DATASET CONTENT section start
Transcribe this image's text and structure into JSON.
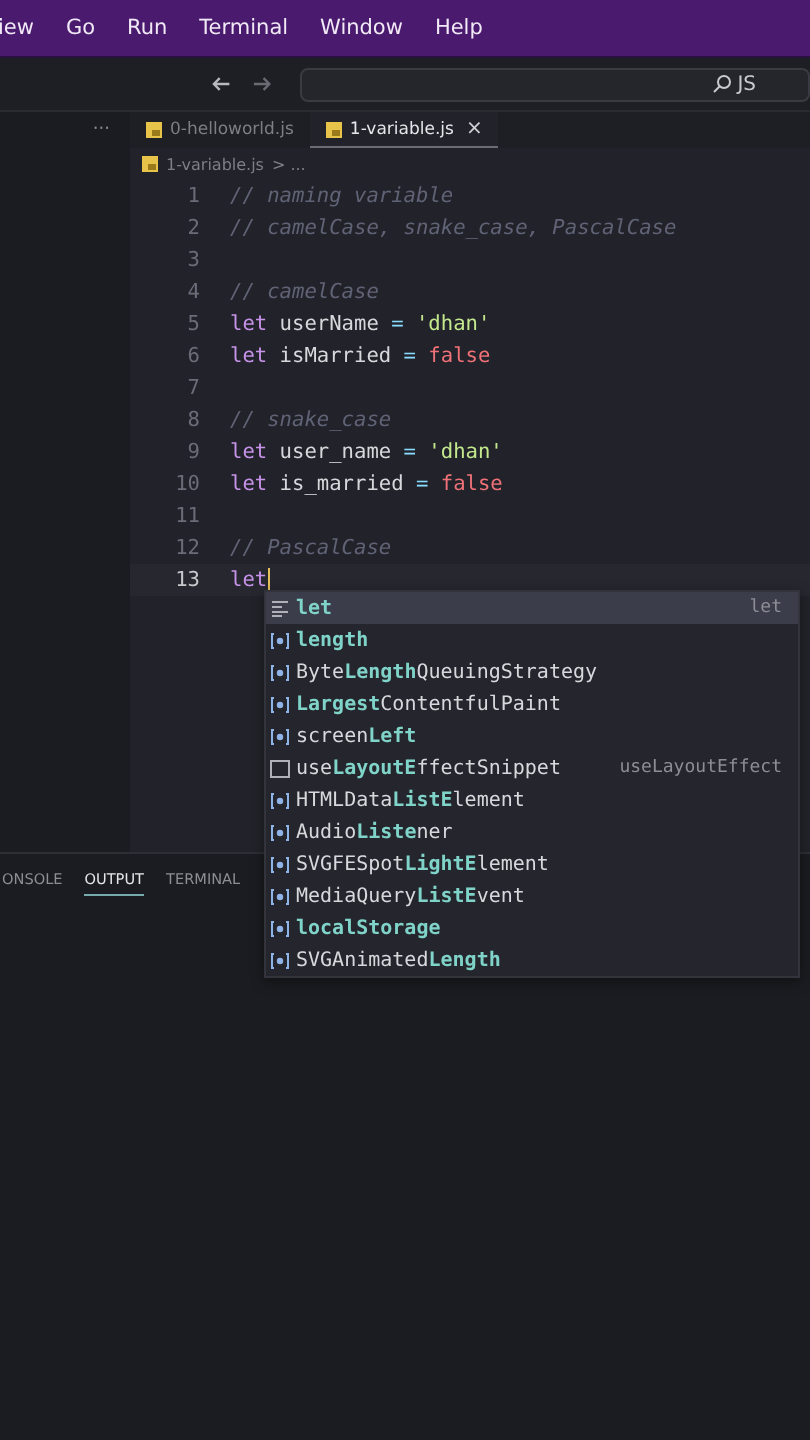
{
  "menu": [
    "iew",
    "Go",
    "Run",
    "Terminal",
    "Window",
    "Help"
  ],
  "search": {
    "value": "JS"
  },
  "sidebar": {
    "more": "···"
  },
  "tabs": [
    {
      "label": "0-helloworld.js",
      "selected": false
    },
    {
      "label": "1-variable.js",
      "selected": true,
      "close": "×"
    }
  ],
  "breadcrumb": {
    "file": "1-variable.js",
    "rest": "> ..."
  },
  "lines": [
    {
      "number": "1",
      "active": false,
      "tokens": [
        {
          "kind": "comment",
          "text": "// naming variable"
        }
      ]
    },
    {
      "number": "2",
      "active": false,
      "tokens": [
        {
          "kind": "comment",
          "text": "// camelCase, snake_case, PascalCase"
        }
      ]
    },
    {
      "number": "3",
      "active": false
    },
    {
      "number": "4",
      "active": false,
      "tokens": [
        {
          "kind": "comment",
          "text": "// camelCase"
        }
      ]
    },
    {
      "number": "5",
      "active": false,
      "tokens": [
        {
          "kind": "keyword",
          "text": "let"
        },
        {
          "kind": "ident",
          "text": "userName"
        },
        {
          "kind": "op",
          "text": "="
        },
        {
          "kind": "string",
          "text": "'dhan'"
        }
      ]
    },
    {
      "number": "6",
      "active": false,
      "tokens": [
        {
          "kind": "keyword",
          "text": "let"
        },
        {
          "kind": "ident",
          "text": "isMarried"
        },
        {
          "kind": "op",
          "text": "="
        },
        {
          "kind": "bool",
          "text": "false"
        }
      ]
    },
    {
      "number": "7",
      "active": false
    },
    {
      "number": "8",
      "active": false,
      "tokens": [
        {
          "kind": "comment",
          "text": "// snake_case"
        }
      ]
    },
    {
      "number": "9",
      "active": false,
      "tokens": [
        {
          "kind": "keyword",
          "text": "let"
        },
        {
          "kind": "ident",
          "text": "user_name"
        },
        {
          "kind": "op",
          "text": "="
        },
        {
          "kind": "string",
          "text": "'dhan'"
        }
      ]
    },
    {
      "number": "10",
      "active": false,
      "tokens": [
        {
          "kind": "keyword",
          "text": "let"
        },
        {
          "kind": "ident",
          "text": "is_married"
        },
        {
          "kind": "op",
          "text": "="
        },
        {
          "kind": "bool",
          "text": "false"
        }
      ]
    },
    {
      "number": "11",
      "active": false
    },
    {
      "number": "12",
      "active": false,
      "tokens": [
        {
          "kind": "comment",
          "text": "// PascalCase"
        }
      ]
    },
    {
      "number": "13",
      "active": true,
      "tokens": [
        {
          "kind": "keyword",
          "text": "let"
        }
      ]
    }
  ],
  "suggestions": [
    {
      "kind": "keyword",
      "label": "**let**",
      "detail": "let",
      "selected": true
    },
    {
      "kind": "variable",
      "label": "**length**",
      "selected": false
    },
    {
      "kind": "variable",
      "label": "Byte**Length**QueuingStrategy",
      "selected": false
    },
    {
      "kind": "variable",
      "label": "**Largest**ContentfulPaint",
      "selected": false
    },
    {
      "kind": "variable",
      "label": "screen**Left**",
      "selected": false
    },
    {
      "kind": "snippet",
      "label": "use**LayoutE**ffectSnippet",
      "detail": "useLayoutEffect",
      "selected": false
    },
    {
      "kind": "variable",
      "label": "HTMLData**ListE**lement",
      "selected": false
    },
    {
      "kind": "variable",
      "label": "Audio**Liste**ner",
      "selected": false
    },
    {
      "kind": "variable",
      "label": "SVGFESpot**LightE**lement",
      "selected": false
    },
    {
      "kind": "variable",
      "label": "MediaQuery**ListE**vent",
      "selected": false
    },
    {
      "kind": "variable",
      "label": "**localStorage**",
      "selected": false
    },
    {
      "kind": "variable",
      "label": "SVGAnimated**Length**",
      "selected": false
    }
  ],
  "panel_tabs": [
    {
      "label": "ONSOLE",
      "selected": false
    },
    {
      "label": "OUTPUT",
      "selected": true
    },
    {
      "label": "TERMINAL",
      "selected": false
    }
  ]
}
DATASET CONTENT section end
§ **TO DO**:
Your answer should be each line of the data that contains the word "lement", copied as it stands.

§ **ANSWER SPACE**:
      "label": "HTMLData**ListE**lement",
      "label": "SVGFESpot**LightE**lement",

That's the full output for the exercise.